Grand Jury Indicts Roger Clemens For Lying to Congress

Pitching great Roger Clemens is indicted by federal grand jury

August 19, 2010, 4:13 PM

Aug. 19, 2010— -- Seven-time Cy Young Award winner Roger Clemens was indicted by a federal grand jury Thursday for allegedly lying to Congress about using steroids during his major league baseball career.

Clemens faces charges of obstruction of Congress, perjury and false statements for testimony he gave to Congress regarding any use of performance enhancing drugs, specifically steroids and human growth hormone, or HGH. Clemens is charged with making the false statements to congressional investigators in a February 5, 2008 deposition and the perjury charges involve his February 13, 2008 testimony before the House Oversight and Government Reform Committee

The indictment says Clemens statements "did corruptly endeavor to influence, obstruct, and impede the due and proper exercise of the power of inquiry under which an investigation was being had by a Committee of the United States House of Representatives."

Clemens defended himself on his Twitter account today, writing, "I never took HGH or Steroids. And I did not lie to Congress. I look forward to challenging the Governments [sic] accusations, and hope people will keep an open mind until trial. I appreciate all the support I have been getting. I am happy to finally have my day in court."

Clemens won 354 games between 1984 and 2007 as a pitcher for the Boston Red Sox, Toronto Blue Jays, New York Yankees and Houston Astros. Only eight other pitchers in baseball history have won more.

If convicted Clemens could face a maximum sentence of up to 30 years in prison and a $1.5 million fine.
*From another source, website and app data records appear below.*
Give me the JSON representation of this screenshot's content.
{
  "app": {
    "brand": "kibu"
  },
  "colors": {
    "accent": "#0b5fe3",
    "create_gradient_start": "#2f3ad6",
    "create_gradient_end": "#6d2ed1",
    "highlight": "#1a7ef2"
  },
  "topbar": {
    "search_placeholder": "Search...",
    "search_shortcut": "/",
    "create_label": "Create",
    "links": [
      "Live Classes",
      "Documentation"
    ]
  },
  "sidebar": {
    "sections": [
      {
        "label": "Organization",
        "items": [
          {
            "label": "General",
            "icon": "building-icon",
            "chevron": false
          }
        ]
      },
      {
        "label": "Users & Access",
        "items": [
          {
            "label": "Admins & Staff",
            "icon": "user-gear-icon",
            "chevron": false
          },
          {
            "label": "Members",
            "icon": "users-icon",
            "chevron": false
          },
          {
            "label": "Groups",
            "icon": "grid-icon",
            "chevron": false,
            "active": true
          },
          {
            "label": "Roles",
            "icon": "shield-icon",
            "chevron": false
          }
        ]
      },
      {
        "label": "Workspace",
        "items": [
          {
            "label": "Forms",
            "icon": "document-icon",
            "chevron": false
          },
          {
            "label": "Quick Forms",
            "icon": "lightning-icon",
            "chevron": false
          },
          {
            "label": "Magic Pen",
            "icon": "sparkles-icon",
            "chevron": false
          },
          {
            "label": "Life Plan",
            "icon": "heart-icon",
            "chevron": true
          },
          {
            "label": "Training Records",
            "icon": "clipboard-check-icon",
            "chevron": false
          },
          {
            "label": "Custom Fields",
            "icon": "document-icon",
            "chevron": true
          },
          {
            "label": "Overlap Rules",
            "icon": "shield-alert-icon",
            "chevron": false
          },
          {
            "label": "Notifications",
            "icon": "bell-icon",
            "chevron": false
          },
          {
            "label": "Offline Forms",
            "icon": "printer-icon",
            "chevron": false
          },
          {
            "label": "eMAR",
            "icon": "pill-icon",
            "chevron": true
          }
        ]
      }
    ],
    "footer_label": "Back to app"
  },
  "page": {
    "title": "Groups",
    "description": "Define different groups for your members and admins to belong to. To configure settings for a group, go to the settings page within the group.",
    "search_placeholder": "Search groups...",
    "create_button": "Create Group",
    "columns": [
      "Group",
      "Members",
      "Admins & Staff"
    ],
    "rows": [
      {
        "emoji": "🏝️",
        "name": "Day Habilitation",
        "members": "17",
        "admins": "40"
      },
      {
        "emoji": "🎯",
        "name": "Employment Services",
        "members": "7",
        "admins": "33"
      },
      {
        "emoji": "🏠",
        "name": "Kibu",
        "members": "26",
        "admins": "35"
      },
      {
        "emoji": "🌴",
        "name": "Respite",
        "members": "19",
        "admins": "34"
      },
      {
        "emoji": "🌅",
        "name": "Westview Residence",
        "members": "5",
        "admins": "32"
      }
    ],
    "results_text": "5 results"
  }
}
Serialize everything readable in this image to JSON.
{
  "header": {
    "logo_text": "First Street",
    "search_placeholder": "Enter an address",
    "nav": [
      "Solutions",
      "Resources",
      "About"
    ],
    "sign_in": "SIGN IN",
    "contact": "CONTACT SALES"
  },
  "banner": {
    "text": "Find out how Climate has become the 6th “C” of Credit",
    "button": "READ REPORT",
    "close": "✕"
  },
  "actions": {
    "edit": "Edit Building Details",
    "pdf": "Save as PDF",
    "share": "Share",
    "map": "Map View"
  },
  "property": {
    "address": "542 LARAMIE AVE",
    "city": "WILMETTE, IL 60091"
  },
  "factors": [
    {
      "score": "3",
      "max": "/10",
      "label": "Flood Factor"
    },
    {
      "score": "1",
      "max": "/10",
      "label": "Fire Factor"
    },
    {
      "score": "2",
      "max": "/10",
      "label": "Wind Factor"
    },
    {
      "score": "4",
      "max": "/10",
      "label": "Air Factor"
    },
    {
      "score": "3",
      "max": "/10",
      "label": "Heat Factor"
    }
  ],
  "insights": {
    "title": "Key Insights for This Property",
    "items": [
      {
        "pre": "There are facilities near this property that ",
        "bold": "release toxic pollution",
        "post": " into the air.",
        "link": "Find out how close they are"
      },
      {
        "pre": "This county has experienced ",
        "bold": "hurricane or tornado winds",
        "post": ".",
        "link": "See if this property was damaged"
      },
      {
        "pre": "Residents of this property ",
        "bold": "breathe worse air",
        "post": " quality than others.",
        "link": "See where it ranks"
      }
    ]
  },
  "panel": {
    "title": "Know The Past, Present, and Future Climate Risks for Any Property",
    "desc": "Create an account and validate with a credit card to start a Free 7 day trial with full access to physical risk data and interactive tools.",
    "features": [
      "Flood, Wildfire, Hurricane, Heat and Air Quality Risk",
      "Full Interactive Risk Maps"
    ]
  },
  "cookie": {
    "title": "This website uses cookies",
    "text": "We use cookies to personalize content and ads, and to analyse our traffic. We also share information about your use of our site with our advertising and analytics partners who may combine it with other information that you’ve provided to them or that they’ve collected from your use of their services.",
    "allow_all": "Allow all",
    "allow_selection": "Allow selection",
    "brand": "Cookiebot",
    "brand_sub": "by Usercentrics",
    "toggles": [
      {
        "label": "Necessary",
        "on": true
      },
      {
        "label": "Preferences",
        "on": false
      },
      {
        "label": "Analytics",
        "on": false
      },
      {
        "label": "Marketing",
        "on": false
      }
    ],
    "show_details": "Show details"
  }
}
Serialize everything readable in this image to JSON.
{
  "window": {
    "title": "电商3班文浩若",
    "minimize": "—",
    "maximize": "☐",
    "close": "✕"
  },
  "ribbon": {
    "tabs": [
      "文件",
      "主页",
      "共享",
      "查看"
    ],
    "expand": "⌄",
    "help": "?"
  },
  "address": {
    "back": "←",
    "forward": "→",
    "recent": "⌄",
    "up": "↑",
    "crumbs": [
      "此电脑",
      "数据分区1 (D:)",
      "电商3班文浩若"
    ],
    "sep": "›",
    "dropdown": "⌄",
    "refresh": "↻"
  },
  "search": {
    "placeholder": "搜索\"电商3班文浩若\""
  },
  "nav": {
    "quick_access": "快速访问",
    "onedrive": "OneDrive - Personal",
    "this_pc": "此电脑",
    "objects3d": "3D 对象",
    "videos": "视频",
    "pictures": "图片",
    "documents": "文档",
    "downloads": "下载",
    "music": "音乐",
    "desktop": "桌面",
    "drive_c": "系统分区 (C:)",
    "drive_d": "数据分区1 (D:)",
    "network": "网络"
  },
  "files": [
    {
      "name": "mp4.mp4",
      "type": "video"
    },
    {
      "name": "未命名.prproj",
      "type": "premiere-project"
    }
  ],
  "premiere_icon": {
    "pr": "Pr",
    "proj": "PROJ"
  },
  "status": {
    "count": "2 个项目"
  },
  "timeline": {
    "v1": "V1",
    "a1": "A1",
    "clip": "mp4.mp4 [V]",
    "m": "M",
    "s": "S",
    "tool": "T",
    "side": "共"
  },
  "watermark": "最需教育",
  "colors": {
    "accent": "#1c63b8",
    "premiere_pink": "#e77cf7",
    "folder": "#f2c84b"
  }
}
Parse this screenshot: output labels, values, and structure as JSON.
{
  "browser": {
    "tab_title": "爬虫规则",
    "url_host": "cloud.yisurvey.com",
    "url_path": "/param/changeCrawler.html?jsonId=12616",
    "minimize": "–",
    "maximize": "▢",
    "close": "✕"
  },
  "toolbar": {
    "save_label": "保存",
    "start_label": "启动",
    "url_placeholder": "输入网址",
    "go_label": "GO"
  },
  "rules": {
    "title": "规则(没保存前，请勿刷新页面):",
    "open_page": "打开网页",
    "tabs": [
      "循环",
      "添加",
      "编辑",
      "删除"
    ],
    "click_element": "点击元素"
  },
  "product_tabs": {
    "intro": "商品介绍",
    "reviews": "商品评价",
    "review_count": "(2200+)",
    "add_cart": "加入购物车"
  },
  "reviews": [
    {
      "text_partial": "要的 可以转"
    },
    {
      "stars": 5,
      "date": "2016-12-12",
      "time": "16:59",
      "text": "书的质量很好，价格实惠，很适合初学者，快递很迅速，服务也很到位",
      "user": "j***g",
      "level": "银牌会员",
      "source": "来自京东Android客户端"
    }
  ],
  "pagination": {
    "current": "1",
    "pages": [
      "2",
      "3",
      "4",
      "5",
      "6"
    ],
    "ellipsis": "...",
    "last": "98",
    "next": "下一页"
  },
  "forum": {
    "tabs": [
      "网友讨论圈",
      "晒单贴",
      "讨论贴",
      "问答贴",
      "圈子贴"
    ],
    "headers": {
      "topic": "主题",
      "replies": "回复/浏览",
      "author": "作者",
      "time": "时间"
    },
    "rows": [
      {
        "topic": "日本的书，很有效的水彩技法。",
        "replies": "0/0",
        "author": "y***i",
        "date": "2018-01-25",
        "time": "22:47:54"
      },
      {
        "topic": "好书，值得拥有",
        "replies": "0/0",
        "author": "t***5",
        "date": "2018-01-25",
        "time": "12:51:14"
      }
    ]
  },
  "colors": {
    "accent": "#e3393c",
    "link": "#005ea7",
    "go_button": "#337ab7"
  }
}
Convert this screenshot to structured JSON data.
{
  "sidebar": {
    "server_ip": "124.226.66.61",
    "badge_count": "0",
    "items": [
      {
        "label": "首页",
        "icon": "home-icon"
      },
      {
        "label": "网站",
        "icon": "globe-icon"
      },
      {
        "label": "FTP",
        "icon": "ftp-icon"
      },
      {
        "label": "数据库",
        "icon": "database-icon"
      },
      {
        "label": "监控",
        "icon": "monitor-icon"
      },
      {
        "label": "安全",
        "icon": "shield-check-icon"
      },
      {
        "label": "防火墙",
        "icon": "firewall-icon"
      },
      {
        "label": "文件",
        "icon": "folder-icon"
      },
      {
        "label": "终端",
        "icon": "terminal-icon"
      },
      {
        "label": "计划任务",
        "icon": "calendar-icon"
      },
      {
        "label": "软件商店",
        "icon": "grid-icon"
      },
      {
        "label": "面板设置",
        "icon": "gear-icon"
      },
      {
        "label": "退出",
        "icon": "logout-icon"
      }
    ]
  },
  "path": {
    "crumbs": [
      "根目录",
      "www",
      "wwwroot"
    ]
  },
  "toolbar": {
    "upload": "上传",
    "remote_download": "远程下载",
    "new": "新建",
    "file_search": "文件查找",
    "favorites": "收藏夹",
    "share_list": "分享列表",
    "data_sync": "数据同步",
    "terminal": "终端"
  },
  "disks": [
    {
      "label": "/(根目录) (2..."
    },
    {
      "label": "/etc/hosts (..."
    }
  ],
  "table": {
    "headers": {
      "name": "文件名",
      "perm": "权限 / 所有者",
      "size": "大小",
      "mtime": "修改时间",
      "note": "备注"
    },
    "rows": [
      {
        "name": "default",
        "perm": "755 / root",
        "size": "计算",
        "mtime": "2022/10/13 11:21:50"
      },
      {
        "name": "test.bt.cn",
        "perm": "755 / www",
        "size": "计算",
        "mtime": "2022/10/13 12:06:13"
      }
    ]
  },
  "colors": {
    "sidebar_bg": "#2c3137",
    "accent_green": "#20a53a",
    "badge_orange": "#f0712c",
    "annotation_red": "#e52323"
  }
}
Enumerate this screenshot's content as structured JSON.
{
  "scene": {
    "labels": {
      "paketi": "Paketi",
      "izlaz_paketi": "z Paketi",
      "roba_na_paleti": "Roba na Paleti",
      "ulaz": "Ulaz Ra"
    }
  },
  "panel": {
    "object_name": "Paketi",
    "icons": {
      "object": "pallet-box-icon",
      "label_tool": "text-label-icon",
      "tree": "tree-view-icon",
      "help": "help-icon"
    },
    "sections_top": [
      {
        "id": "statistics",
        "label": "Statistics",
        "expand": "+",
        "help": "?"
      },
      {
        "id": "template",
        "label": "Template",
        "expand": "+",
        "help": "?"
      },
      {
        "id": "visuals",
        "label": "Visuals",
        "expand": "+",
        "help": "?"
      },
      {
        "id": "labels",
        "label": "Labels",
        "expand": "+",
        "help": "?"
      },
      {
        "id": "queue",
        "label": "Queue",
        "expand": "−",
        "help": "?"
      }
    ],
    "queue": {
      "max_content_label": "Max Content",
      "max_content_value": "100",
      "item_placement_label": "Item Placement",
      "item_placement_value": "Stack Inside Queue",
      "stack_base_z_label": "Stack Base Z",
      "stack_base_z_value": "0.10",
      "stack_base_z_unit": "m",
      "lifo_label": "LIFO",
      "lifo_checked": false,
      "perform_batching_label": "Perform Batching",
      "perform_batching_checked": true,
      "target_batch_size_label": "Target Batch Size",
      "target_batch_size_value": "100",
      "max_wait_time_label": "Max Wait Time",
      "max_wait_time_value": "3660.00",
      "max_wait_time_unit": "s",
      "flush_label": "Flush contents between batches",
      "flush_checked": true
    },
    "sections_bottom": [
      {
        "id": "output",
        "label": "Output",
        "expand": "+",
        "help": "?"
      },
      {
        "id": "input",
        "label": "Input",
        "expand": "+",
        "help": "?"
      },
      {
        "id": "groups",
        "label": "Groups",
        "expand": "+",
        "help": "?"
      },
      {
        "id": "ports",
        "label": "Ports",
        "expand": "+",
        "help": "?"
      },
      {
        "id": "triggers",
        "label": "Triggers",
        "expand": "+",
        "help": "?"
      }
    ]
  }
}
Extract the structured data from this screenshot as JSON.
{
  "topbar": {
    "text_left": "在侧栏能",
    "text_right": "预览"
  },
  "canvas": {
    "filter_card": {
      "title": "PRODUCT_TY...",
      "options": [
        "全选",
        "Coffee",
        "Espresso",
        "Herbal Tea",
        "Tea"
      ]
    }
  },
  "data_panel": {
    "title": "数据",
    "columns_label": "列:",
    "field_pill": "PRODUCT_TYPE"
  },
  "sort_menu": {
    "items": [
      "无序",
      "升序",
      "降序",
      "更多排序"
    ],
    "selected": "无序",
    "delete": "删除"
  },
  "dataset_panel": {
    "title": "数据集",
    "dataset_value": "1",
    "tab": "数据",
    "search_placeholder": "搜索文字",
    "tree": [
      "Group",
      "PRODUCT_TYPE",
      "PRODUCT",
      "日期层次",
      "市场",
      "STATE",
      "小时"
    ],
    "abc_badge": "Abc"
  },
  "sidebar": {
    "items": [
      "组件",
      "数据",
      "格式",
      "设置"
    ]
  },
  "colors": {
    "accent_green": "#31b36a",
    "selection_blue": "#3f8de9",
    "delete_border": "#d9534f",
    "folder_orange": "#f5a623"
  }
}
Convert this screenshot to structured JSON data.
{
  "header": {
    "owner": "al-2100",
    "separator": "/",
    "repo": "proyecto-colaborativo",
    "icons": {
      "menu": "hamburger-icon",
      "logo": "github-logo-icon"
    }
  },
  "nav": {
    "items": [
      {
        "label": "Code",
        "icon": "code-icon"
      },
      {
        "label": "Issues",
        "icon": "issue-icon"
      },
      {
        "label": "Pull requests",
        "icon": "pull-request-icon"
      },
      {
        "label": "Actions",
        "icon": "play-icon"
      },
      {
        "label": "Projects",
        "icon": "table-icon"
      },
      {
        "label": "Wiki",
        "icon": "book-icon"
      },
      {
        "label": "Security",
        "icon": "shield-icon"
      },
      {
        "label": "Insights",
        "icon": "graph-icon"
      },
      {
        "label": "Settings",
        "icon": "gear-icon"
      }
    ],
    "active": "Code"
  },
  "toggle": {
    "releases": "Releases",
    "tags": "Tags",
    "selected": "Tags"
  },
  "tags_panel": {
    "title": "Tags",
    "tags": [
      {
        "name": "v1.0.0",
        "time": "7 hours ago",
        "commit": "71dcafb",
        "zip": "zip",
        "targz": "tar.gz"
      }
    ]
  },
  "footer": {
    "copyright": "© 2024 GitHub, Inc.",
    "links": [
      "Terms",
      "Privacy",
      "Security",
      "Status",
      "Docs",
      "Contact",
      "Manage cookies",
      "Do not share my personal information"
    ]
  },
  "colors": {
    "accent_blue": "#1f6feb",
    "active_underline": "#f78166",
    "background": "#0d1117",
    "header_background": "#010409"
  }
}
However, a sentence of up to 21 months in prison is more likely, based on current guidelines for sentencing.

Today's indictment supports the testimony of Clemens's former trainer, Brian McNamee, who also testified before Rep. Henry Waxman's House committee in 2008. McNamee testified that that he injected the "Rocket" with anabolic steroids and HGH more than a dozen times between 1998 and 2001. McNamee gave federal investigators needles that he said he had used to inject Clemens.

"This evidence is 100 percent authentic," McNamee said at the time.

Clemens testified that the injections were of vitamin B12.

"I have been accused of something I'm not guilty of," Clemens told the panel. "Let me be clear: I have never taken steroids or HGH."

"Someone isn't telling the truth," said Waxman. The panel's then-ranking Republican, Rep. Tom Davis, echoed him: "Someone is lying in spectacular fashion."

After the hearing Waxman and Davis said they gave Clemens the chance to avoid perjuring himself by cancelling the hearing, but that Clemens wanted to try to clear his name in public. That claim was swiftly refuted by Clemens' attorneys.

McNamee's lawyer, Richard Emery, told ABC News that the indictment signals an important day in the fight against cheating in major league sports.

"It shows again that lying to Congress and the American people can't be tolerated. Clemens is going to have to pay the price for lying to Congress and to the American people and lying about Brian McNamee," said Emery. "It's a very significant first step towards vindication. There was never any doubt that Brian wasn't lying and Clemens was."

Pitcher Roger Clemens Accused Perjury to Congress

Sources tell ABC News that the FBI has aggressively sought hard evidence in the past year to help bolster its case, including DNA evidence from McNamee's syringes.

"You cannot charge and expect to convince a jury that a person lied if it is just one person's word against another," said former federal prosecutor Pat Rowan. "There need to be something more in the way of physical evidence, perhaps a syringe that has both Clemens' DNA and steroid residue in it.

McNamee originally put himself in Clemens' crosshairs when he signed a proffer agreement with federal prosecutors, stipulating that he could not be charged with steroid distribution as long as everything he told the prosecutors was truthful. He also was asked to cooperate with the investigation led by former Sen. George Mitchell on behalf of Major League Baseball, which made public McNamee's claims that he injected Clemens with steroids and growth hormone in 1998, 2000 and 2001.

Congress decided to hold its hearing after Clemens publicly challenged the veracity of the Mitchell report.

Clemens filed a defamation lawsuit against McNamee last January. McNamee's attorneys have since argued to have the suit thrown out. Last month, they filed a defamation suit on McNamee's behalf against Clemens.

Clemens is the latest professional athlete to be accused of using steroids or performance-enhancing drugs, and see his case dragged back into the media spotlight after he denied it.

In January the slugger Mark McGwire admitted that he in fact had used steroids during his baseball career, though he dodged the question in a hearing on Capitol Hill. "it was a wrong thing what I did. I totally regret it," said McGwire.

Now, however, the spotlight is firmly on Clemens as he gears up for a trial that could end up determining his reputation, his freedom, and his place in baseball history.

Click here to return to the "World News" page.

ABC News Live

ABC News Live

24/7 coverage of breaking news and live events